Well, that is another year behind us. Time flies when you are having fun as the saying goes and although personally, I’m still processing the leftovers of 2020, 2023 is upon us.
A lot has happened this year so I’m taking the opportunity to have a look back and reminiscence.
One thing that gripped us from the start of the year was the phenomenon of Wordle. That game inhabited both my hobbies and work life, with nightshift lulls being cured by time spent making up our own Wordles.
With pop culture, you had trending moments like the Game of Thrones spin-off House of the Dragon,and the TikTok viral moment of negroni sbagliato with prosecco in it. Speaking of TV and film, Marvel debuted their spin on the multiverse with Spiderman: No Way Home back in December 2021, appearing with Spiderman alumni Andrew Garfield and Tobey Maguire. The multiverse continued in the Doctor Strange sequel named Multiverse of Madness.
Culture took a spin into nostalgia with Kate Bushes Running Up That Hill re-entering the charts thanks to Stranger Things Season 4, and with Top Gun coming back with its sequel Maverick which quickly became a fan favourite. Also, after just over ten years, James Cameron’s Avatar came back. (As of the time of writing the film has just been released, but nonetheless, reviews boast of the visual spectacular that it presents.)
With music, came the comeback of Beyonce with her album Renaissance, which plays as a celebration of Black dance music pioneers. Taylor Swift also brought out a new album, Midnights, back in November, which soared to heights – at one point she inhabited the entire top ten music charts.
Like the previous years, 2022 has not been without its major historical events. We have the war between Russia and Ukraine, which is still ongoing, and the effects it has on the wider world. People have in some respects stepped up, with families taking in Ukraine refugees and doing what they can to help.
Politics took both a frightening and silly turn with the UK changing Prime Ministers a few times this year. Boris Johnson resigned due to his habit of lying and the scandal left over from party-gate where he broke covid rules. Then came Liz Truss who brought an economic budget that sunk the pound. Now we have Rishi Sunak, and we will wait to see what his tenure brings.
The changeovers brought into conversation; the divide between rich and the poor – and therefore the divide between the north and the south of Britain – as well as the benefits of a Tory Government.
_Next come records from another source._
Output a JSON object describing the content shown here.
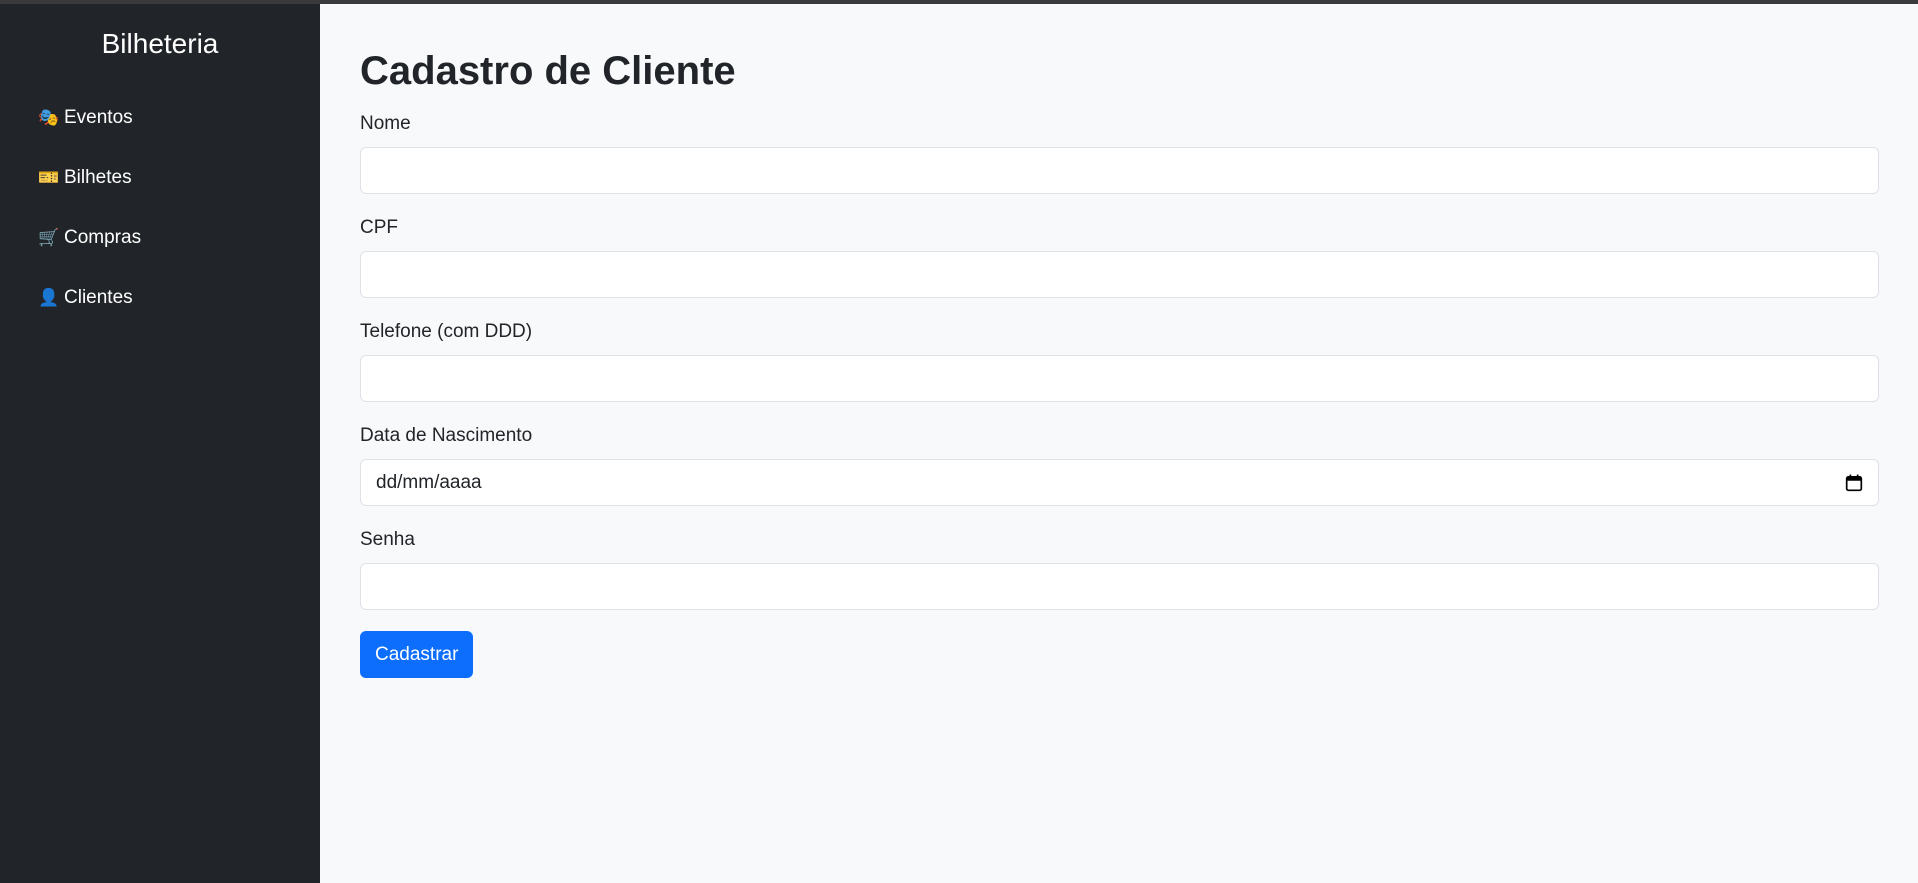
{
  "sidebar": {
    "brand": "Bilheteria",
    "items": [
      {
        "icon": "theater-masks-icon",
        "glyph": "🎭",
        "label": "Eventos"
      },
      {
        "icon": "ticket-icon",
        "glyph": "🎫",
        "label": "Bilhetes"
      },
      {
        "icon": "cart-icon",
        "glyph": "🛒",
        "label": "Compras"
      },
      {
        "icon": "user-icon",
        "glyph": "👤",
        "label": "Clientes"
      }
    ]
  },
  "main": {
    "title": "Cadastro de Cliente",
    "fields": {
      "nome": {
        "label": "Nome",
        "value": ""
      },
      "cpf": {
        "label": "CPF",
        "value": ""
      },
      "telefone": {
        "label": "Telefone (com DDD)",
        "value": ""
      },
      "nascimento": {
        "label": "Data de Nascimento",
        "placeholder": "dd/mm/aaaa"
      },
      "senha": {
        "label": "Senha",
        "value": ""
      }
    },
    "submit_label": "Cadastrar"
  },
  "colors": {
    "sidebar_bg": "#212529",
    "main_bg": "#f8f9fa",
    "primary": "#0d6efd"
  }
}
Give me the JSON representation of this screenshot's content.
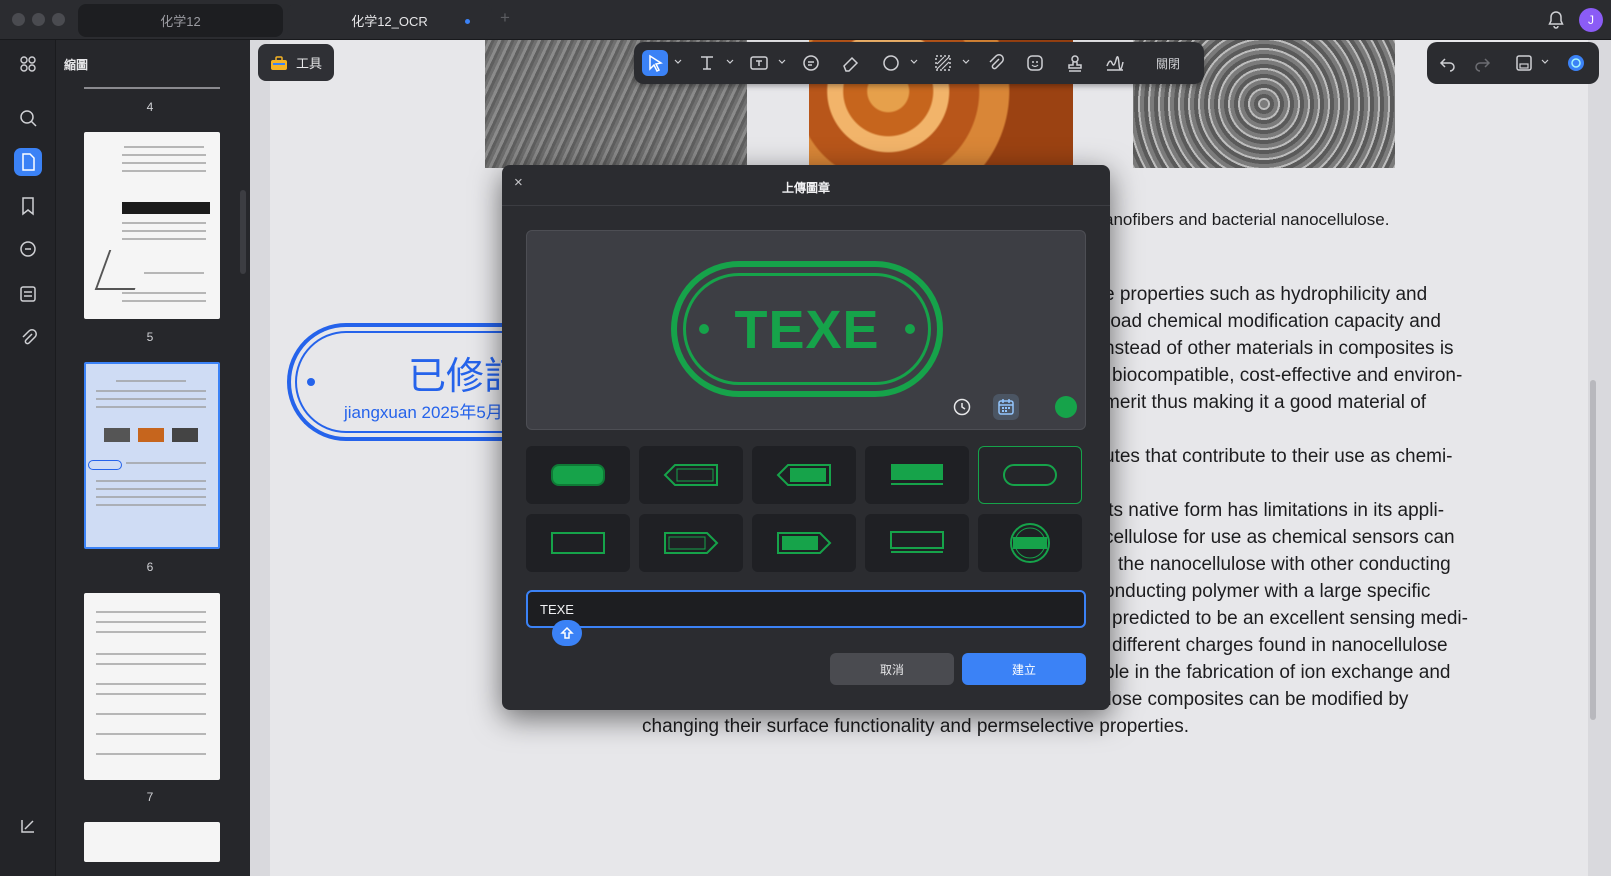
{
  "window": {
    "tabs": [
      {
        "label": "化学12",
        "active": false
      },
      {
        "label": "化学12_OCR",
        "active": true,
        "unsaved_dot": true
      }
    ],
    "new_tab_label": "+",
    "avatar_initial": "J",
    "accent_color": "#3b82f6"
  },
  "sidebar": {
    "panel_title": "縮圖",
    "rail_icons": [
      "grid-icon",
      "search-icon",
      "pages-icon",
      "bookmark-icon",
      "comment-icon",
      "form-icon",
      "attachment-icon"
    ],
    "selected_rail_icon": "pages-icon",
    "thumbnails": [
      {
        "page": "4"
      },
      {
        "page": "5"
      },
      {
        "page": "6",
        "selected": true
      },
      {
        "page": "7"
      }
    ]
  },
  "toolbar": {
    "tools_label": "工具",
    "close_label": "關閉",
    "selected_tool": "select-tool"
  },
  "document": {
    "caption_tail": "anofibers and bacterial nanocellulose.",
    "lines": [
      "e  properties  such  as  hydrophilicity  and",
      "road  chemical  modification  capacity  and",
      "nstead  of  other  materials  in  composites  is",
      "biocompatible,  cost-effective  and  environ-",
      "merit  thus  making  it  a  good  material  of",
      "utes  that  contribute  to  their  use  as  chemi-",
      "its  native  form  has  limitations  in  its  appli-",
      "cellulose  for  use  as  chemical  sensors  can",
      "the  nanocellulose  with  other  conducting",
      "onducting  polymer  with  a  large  specific",
      "predicted  to  be  an  excellent  sensing  medi-",
      "different  charges  found  in  nanocellulose",
      "ble  in  the  fabrication  of  ion  exchange  and",
      "permselective  membranes.  These  developed  nanocellulose  composites  can  be  modified  by",
      "changing their surface functionality and permselective properties."
    ],
    "placed_stamp": {
      "title": "已修訂",
      "subtitle": "jiangxuan 2025年5月",
      "color": "#2563eb"
    }
  },
  "dialog": {
    "title": "上傳圖章",
    "close_label": "×",
    "preview_text": "TEXE",
    "stamp_color": "#16a34a",
    "text_value": "TEXE",
    "cancel_label": "取消",
    "create_label": "建立",
    "selected_style_index": 4,
    "styles": [
      "filled-rounded",
      "arrow-left-outline",
      "arrow-left-filled",
      "filled-banner",
      "pill-outline",
      "rect-outline",
      "arrow-right-outline",
      "arrow-right-filled",
      "underline-box",
      "circle-band"
    ]
  }
}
It comes to something when lettuce lasts longer than a Prime Minister; it also proves that British humour is still in effect when we live stream something like that.
I’m not going to go on about my pollical leanings, but I am going to mention that voting and having an opinion, exercising your democratic right, is necessary. If you don’t personally want to vote, consider voting on the behalf of your children who will eventually have to live in an uncertain future.
2022 also meant the death of Queen Elizabeth II after 70 years of service. It rocked the nation, with many shedding a tear and standing in a queue to pay their respects.
An ongoing event, which is sure to last into 2023, is the cost-of-living crisis. With energy prices soaring, amongst other bills, stories turn to empathetic tales of mother’s going without food to let their children eat. Communities have come together, pubs offering warm spaces, people donating to food banks, and keeping an eye on one another, to help bridge the gap.
A major event was Twitter being bought by Elon Musk and the havoc that followed. With the launch of Twitter Blue, where subscribers pay for the blue tick on their profile to prove they are a verified account, came chaos with parody accounts popping up unchecked. The takeover brought into question the effectiveness of Twitter as a social platform, with businesses rescinding or decreasing their marketing efforts and ad revenue. This emphasises the need for a good communications department and a crisis management strategy, as well as the ability to adapt and manage changing climates.
Spotify Wrapped also came back in late November – personally, mine showed a diversifying music taste, with my habit of switching to instrumental music to aid in concentration and focus. Every year Spotify Wrapped tweaks their statistics, this year showing your Music Listening Personality, alongside the normal stats of top tracks, top artists, and total time spent streaming. These were shared across social media and people compared their stats with either pride or shame. This cultural movement highlights the need for data and tells of how it can inform marketing strategies.
There are also a few marketing trends that could make an impact in 2023. The power engine that is video content is still ticking, especially with platforms pushing short video content (Instagram Reels and YouTube Shorts for example). Customer service over social media is also making an impact, with HubSpot finding that nearly 25% of Millennials have contacted a brand’s social media channel in the last three months. Social responsibility, ethics, and transparency also matter to the modern consumer. Customers now want companies to show how their data is being used, and to use their publicity to advocate for social issues. So, that is 2022 in a brief nutshell. I have missed some moments out – for example, the drama around the production of the film Don’t you Worry Darling, and the trend of saying Taylor Swift’s lyrics like, ‘It’s me, hi, I’m the problem, it’s me’. But that is another year been and gone. Compared to 2021, there have been some changes, even though some headlines still read like pre-apocalyptic improv sketches. 2022 may have been a wild year but now let us turn our attention to what 2023 may have in store for us.